What hit me first was the evocative writing, it's really dense, and provides a great image of what the world has become: a flooded, steamy jungle. The reason for the apocalypse is never explained, there are hints: a larger sun, a mention of Russia and America; but otherwise it's a mystery. And it's not a recent sudden apocalypse, with stories of populations shifting northwards and gradual flooding, giving the impression that the human race tried to fight, but in the end were overcome. It's all very trendy given the current concerns over the planet warming up.

The main plot follows Kerans, a researcher, as he slowly comes to realise that he doesn't want to return north from the expedition they are on. I found the plot quite weak, atmospheric yes, but not driving enough. I needed to force myself to read on, and despite the novel being thin (a mere 175 pages), it's taken me ages to finish it. I think this is because I just didn't care about the apathetic characters. But their apathy is part of the plot, they are regressing back in time to prehistoric creatures, who can do without social company.The arrival of a boat full of pirates (with alligators in tow) livens things up a bit, and there's a nice set piece that arises out of this, but overall the plot is subservient to the mood.

As for the message, it left me confused. Give up and adapt? Or you can't fight evolution and the memories buried in your genetic past? I don't know.

So, it was interesting, but not gripping.

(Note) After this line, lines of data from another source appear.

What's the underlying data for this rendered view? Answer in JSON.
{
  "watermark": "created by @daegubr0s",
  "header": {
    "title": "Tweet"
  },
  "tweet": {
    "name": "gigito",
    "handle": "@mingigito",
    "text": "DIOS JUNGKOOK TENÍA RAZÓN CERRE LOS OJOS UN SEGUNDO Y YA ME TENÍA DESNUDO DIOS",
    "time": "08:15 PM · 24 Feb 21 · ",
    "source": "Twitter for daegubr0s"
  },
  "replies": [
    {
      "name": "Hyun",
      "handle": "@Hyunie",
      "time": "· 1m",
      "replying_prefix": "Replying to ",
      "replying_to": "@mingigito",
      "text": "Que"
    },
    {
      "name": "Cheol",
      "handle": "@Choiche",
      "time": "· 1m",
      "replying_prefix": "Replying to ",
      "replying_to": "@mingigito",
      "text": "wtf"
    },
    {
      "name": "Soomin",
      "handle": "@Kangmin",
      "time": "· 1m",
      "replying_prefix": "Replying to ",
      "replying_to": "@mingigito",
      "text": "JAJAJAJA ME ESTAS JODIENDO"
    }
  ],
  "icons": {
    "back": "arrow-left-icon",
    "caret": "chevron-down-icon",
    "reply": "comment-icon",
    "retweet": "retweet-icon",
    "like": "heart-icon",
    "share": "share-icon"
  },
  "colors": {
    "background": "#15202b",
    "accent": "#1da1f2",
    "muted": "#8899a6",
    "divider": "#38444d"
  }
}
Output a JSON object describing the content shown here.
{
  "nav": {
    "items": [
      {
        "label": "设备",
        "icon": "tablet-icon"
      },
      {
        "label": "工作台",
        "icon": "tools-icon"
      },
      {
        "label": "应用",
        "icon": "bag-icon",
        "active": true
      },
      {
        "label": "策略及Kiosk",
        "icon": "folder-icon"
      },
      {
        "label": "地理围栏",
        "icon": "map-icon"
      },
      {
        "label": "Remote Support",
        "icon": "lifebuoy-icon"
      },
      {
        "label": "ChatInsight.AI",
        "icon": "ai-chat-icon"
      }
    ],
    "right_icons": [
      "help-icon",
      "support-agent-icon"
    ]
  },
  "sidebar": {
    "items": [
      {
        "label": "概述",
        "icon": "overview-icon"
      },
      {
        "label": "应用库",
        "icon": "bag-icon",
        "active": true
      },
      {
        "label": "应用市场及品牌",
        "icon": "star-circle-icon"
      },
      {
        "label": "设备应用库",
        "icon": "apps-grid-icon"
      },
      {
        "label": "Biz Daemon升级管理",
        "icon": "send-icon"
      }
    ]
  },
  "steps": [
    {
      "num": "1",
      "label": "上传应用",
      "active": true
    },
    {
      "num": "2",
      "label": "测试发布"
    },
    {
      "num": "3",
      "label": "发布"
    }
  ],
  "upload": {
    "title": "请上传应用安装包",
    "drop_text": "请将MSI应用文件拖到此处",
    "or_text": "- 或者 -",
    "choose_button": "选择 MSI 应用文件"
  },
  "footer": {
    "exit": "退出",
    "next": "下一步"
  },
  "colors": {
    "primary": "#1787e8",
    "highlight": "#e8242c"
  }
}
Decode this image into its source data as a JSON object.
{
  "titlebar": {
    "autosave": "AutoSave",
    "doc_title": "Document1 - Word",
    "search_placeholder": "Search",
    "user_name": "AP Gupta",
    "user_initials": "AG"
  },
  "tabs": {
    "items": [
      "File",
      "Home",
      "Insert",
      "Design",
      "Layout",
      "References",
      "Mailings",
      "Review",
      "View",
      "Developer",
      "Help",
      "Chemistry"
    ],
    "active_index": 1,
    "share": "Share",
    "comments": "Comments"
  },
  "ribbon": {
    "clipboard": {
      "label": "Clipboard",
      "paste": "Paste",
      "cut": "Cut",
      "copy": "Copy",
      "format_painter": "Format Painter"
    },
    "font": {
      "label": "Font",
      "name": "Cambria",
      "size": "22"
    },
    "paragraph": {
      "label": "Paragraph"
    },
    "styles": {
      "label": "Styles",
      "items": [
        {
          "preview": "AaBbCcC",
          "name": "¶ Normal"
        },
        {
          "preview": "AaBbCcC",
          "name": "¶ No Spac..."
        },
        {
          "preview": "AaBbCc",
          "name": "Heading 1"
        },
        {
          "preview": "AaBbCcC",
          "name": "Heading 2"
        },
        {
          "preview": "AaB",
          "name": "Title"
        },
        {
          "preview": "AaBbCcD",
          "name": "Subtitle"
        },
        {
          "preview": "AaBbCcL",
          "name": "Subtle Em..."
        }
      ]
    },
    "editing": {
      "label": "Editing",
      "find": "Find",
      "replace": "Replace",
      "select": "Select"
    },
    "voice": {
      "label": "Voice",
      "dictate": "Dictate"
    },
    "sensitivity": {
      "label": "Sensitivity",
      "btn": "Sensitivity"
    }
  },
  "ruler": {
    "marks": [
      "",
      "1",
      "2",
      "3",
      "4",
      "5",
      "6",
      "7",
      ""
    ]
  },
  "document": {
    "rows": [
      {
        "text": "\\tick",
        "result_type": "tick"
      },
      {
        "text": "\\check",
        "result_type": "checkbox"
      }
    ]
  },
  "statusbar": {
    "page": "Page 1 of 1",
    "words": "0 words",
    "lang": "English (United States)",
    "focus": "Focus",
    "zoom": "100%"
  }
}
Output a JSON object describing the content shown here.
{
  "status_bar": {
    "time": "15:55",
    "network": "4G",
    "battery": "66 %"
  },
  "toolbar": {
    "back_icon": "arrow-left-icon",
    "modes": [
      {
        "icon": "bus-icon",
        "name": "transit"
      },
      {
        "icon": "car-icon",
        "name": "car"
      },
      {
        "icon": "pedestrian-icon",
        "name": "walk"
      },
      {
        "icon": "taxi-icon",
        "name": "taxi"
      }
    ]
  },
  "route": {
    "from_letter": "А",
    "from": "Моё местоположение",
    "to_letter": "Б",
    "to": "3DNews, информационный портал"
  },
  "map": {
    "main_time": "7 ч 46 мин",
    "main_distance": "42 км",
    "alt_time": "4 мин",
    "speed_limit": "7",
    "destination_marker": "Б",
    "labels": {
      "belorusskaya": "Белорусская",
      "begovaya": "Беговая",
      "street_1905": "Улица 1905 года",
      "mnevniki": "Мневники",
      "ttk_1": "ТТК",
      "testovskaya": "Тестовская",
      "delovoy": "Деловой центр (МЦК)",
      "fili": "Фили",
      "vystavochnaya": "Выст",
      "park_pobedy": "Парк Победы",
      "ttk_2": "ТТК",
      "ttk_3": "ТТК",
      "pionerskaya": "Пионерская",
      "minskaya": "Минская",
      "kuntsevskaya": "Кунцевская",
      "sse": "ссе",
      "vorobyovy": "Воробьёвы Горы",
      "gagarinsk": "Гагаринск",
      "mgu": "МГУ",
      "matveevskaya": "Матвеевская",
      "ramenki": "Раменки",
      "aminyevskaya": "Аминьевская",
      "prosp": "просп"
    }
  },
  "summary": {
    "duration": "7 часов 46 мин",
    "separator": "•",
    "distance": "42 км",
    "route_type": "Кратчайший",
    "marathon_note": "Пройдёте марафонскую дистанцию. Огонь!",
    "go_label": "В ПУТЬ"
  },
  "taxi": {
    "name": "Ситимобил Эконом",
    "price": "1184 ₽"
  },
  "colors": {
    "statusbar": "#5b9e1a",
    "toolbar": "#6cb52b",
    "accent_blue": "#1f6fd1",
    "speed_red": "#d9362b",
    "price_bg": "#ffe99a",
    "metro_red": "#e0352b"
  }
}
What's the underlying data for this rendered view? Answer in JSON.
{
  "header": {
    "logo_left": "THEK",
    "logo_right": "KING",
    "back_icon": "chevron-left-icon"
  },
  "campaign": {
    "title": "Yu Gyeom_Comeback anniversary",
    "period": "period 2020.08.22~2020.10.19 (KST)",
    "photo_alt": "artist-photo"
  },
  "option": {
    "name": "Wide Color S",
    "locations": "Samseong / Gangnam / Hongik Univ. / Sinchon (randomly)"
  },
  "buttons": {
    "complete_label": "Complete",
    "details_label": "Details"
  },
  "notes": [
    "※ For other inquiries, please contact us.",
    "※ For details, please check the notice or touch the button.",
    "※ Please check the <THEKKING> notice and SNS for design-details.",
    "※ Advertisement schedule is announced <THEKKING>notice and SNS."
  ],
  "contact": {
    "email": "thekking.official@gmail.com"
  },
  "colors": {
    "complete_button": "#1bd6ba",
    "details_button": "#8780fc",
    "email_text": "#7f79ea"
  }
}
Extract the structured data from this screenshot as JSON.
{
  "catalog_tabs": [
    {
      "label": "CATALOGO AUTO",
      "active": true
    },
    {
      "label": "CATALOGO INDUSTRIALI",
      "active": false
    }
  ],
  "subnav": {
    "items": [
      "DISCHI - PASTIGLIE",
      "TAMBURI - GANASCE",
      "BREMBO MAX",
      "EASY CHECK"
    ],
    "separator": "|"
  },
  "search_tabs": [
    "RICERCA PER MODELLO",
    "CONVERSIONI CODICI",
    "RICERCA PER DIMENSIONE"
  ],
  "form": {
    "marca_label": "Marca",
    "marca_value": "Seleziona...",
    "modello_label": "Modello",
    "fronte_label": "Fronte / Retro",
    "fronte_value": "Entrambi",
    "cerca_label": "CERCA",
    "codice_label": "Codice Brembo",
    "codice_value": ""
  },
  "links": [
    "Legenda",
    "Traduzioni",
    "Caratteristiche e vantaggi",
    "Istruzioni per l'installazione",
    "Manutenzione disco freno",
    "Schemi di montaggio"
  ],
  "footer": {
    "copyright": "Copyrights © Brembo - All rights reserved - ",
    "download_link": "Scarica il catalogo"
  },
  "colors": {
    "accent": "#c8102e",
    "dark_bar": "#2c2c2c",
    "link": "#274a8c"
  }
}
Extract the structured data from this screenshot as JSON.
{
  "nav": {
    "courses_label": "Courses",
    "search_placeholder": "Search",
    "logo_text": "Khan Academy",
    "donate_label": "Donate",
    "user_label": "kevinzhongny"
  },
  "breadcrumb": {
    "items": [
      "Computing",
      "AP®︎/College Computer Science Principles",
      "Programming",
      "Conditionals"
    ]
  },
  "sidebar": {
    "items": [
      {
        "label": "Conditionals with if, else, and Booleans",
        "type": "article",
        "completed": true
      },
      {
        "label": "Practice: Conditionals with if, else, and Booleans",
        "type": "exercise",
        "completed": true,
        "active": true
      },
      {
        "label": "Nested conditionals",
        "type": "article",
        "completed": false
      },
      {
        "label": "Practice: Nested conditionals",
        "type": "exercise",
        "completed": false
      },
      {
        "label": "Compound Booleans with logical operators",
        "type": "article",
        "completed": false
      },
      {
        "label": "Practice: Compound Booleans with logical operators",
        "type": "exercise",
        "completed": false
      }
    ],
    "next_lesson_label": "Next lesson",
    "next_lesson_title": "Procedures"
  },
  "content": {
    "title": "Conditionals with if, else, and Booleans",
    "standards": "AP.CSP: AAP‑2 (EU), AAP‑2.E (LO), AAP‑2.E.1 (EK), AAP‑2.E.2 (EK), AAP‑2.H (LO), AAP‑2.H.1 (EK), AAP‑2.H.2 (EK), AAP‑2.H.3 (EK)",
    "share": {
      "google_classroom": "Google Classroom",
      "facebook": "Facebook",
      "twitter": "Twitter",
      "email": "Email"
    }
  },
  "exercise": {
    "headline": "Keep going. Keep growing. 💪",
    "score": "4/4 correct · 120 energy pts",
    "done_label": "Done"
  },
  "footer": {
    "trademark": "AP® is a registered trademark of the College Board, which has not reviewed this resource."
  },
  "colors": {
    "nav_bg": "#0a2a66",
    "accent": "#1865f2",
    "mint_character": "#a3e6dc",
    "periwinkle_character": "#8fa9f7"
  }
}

I should also note that the most recent reprint has a recent interview with Ballard included at the end, along with an article from the sixties; which are interesting.

1 Comment

I had pretty much the same exact experience with this book that you did: Setting and premise were very interesting, but it took me forever to plow through it, and a lot of that was the intentionally-undefined characters who (As is typical for Ballard) seem more interested to journey through the internal space of their own minds than to actually resolve any external conflict.

I did love the mood, and the setting. I thought semi-sunken, semi-jungle, unbelievably hot London was really well done, but in the end (Again, as with a lot of Ballard), the whole thing felt like a few impressions from a dream stitched together rather than any attempt at a coherent story.